5. I also liked bananas and peanut butter. They sell peanut butter in little single serve cups if you don’t regularly have peanut butter around the house.

6. Early on it was hard to eat solid food so I tried to get a lot of nutritious liquids. Yogurt, soup, fruit juice, smoothies. I did notice that one of the drugs said to avoid grapefruit juice at all costs (so pay attention if you love grapefruit juice). At first I couldn’t use a spoon or drink straight from a cup. Even the thick straws made me spill all over myself for the first 48 hours. I saved the thin straw from the juice box and used it for everything. I even ate the kids yogurt tubes. I’m not sure how sucking through a straw will effect face work again, ask your doctor.

7. If you don’t have someone to prepare food for you, consider a company who does local meal preparation and delivery. Here are a few in San Diego!

http://www.dinnergo.com/

http://www.bentoncooking.com/service.html

http://www.bellyfulmeals.com/whatisaPC.html

http://www.dining-details.com/

http://www.chefmarkko.com/page4.html 

Long Term

Just as a basic timeline…

The doctor told me I could start driving after the second week. I thought it was okay to do anything then… it wasn’t I shouldn’t have done anything but drive the kids to school and come straight home for the entire 6 weeks. Don’t fall into that trap… take your time.

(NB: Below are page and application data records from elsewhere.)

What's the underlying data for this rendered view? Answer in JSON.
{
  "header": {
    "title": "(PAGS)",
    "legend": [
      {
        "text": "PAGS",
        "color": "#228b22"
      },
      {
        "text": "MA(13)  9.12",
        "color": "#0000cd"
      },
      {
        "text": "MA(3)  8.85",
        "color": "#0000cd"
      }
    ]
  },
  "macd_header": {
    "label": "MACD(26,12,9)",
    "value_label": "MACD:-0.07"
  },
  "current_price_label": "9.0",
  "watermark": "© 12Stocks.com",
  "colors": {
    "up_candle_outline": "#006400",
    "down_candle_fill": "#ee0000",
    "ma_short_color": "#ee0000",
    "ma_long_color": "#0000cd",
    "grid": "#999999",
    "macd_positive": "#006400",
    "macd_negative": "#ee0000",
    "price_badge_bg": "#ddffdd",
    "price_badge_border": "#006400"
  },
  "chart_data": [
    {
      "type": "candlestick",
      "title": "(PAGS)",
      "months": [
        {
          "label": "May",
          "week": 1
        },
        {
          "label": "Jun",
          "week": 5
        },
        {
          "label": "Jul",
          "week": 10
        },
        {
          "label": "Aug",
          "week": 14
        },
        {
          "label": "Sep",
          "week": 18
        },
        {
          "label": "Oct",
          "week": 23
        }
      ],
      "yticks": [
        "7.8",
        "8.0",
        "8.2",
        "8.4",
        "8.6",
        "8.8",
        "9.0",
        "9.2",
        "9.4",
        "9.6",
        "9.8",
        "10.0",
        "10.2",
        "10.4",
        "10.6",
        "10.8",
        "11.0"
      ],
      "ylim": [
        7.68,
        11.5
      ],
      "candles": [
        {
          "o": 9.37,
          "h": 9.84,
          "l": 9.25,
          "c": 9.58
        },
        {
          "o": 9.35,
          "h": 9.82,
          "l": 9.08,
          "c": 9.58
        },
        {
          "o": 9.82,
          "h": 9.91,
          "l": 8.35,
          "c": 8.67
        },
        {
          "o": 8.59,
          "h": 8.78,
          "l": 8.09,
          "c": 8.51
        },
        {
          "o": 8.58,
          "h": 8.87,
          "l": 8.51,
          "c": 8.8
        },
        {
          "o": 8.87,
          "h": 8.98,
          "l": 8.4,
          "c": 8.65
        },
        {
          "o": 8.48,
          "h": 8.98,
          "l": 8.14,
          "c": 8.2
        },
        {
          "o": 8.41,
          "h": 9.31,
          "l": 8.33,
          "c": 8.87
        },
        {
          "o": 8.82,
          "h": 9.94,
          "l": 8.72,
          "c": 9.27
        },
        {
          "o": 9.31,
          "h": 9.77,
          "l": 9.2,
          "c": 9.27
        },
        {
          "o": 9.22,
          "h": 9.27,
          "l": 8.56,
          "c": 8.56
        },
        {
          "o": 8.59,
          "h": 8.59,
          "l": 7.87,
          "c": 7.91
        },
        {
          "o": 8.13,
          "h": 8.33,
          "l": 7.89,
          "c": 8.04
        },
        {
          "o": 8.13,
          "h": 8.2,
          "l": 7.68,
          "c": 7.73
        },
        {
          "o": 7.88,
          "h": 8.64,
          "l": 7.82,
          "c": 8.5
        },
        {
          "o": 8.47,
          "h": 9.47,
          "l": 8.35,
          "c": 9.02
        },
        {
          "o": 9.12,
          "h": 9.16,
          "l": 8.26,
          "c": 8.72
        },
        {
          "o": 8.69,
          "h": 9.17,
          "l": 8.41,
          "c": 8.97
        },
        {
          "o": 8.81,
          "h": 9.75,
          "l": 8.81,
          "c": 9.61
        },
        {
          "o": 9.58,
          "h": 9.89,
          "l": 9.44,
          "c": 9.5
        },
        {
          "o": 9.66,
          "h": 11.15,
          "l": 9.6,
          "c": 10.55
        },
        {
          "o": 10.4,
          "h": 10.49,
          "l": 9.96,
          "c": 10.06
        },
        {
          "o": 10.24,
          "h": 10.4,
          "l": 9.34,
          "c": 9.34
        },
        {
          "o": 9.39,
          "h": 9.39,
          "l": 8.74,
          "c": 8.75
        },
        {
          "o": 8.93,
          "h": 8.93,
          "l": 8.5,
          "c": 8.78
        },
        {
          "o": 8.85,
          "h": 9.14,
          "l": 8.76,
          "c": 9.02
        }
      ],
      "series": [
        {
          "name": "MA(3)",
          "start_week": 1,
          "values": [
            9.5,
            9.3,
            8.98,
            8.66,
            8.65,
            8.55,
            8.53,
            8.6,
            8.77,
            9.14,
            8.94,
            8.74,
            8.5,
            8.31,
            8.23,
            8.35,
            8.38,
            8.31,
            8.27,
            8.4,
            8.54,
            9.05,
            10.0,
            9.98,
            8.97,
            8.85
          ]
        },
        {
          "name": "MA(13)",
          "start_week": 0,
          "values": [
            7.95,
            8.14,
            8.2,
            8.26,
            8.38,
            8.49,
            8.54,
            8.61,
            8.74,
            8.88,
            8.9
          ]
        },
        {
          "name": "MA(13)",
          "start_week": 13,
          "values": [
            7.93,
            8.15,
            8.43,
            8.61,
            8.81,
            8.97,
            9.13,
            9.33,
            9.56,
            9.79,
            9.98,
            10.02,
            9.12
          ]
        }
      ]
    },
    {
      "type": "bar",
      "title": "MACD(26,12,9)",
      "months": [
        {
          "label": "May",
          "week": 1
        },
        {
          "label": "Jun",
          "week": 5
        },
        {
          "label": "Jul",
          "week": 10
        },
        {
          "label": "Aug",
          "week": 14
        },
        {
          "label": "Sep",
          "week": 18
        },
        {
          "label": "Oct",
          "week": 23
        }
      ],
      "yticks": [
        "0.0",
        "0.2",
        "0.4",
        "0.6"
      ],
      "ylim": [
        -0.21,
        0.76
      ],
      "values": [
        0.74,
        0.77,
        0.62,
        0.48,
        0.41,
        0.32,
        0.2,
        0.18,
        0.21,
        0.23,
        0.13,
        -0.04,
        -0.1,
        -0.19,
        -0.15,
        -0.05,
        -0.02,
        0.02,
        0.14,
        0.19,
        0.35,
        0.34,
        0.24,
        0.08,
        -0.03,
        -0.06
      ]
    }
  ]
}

After 6 weeks I felt like I might actually be able to go back to the office… if in fact I had an office job. I guess 6 weeks is a pretty good timeline, but I have to admit I had to drive to get anything done for at least three months. I could function, but only on a minimal level.

At the four month mark I felt fabulous, although my stomach still feels tense and the feeling is only starting to come back to the skin. There are still sections that don’t have any feeling.

At 4 1/2 months I went in to remove extra skin and some scar tissue that had formed. The surgery was only done under local anesthesia and I was in and out, but it was still really draining. Three weeks later and I’m still kind of lack-luster.